- This dioecious plant (translation = “of two houses”) needs plants of both sexes to seed.
- Our largest grouping sits in grid 7-2E. This area was recently renovated for the New Zealand Garden construction, allowing more light and air to these plants.
- Purplish-red petioles, copious berries and leaves arranged in tight spirals make this one of the most asked-about plants in the Washington Park Arboretum.
3) Veronica salicifolia (Hebe salicifolia)
- Is it a Hebe? Is it a Veronica? Just wait and it might change again!
- Large, spear-shaped, white flowers populate this New Zealand native in late summer.
- Salicifolia = “leaf like a Salix (willow)”, hence the common name willow-leaved hebe.
4) Buplerum fruitcosum
- This evergreen shrub in the carrot family has striking leathery blue-green foliage.
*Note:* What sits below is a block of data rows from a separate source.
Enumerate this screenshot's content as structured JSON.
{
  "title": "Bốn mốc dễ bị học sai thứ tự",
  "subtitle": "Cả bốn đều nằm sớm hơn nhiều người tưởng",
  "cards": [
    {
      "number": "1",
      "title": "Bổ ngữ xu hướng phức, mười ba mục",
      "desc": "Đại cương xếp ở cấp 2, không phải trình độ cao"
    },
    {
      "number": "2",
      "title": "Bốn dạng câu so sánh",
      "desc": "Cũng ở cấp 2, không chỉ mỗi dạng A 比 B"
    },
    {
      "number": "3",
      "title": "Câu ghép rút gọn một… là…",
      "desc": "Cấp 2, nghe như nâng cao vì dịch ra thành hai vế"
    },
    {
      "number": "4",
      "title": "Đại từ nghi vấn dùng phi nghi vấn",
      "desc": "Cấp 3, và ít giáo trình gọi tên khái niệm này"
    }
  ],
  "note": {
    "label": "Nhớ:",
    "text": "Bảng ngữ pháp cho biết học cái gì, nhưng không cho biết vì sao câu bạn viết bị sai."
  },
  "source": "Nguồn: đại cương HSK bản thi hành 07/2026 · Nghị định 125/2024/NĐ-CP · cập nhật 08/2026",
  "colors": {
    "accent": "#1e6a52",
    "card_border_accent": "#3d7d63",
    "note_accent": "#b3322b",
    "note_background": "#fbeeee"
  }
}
- Long-lasting, umbels of greenish-yellow flowers bloom in late spring/early summer.
- Flowers are highly attractive to a number of predatory insects that feed on aphids and other garden pests.
5) Argyrocytisus battandieri
- Commonly called Pineapple Broom, this pea-family plant produces yellow flowers atop blue-gray foliage.
- Native to Morocco, this plant grows best in full sun and well-drained soil.
- Located along the west side of Arboretum Drive in grid 16-5E.
Does anyone reading this know where our arboretum’s “lost” Enkianthus grove is located? By “lost”, I mean extremely well-hidden under a dense canopy of western red cedars and other trees.
Enkianthus are shade-tolerant shrubs, but NOT “black-hole” shade tolerant. Like most living plants, they do need light to grow and thrive. It’s a bit embarrassing, but I can honestly say, during my 30 plus year tenure on the UWBG horticulture staff, I don’t recall ever working in the area for longer than maybe a day cleaning up after a storm or pruning a few of the bigger trees. And, we definitely did not pay any attention to the main attraction – a grove of over 50 Enkianthus specimens, mostly all E. campanulatus (red-vein enkianthus) and over 70 years old! Well, the answer to the question above is Rhododendron Glen, encompassing several grid maps (14-2E, 14-3E and 15-3E).
Now for the good news. Thanks to funding designated for Rhododendron Glen, our horticulture staff has taken on the project to restore the grove for all to be able to once again, after a very long hiatus, enjoy its natural beauty and splendor throughout the year.
The project scope includes the following to improve the health and display of the Enkianthus grove:
- Increase light conditions through selective understory brush clearing, tree removals and pruning
- Open view corridors and a cleared natural pathway for visitors to walk from the upper Rhododendron Glen pond area down to the lower “Lookout” pond
- Improve health of the Enkianthus through practicing sound horticulture: mulching, watering and fertilizing the grove
For more information about the ornamental shrub, Enkianthus campanulatus, go to Wikipedia website below: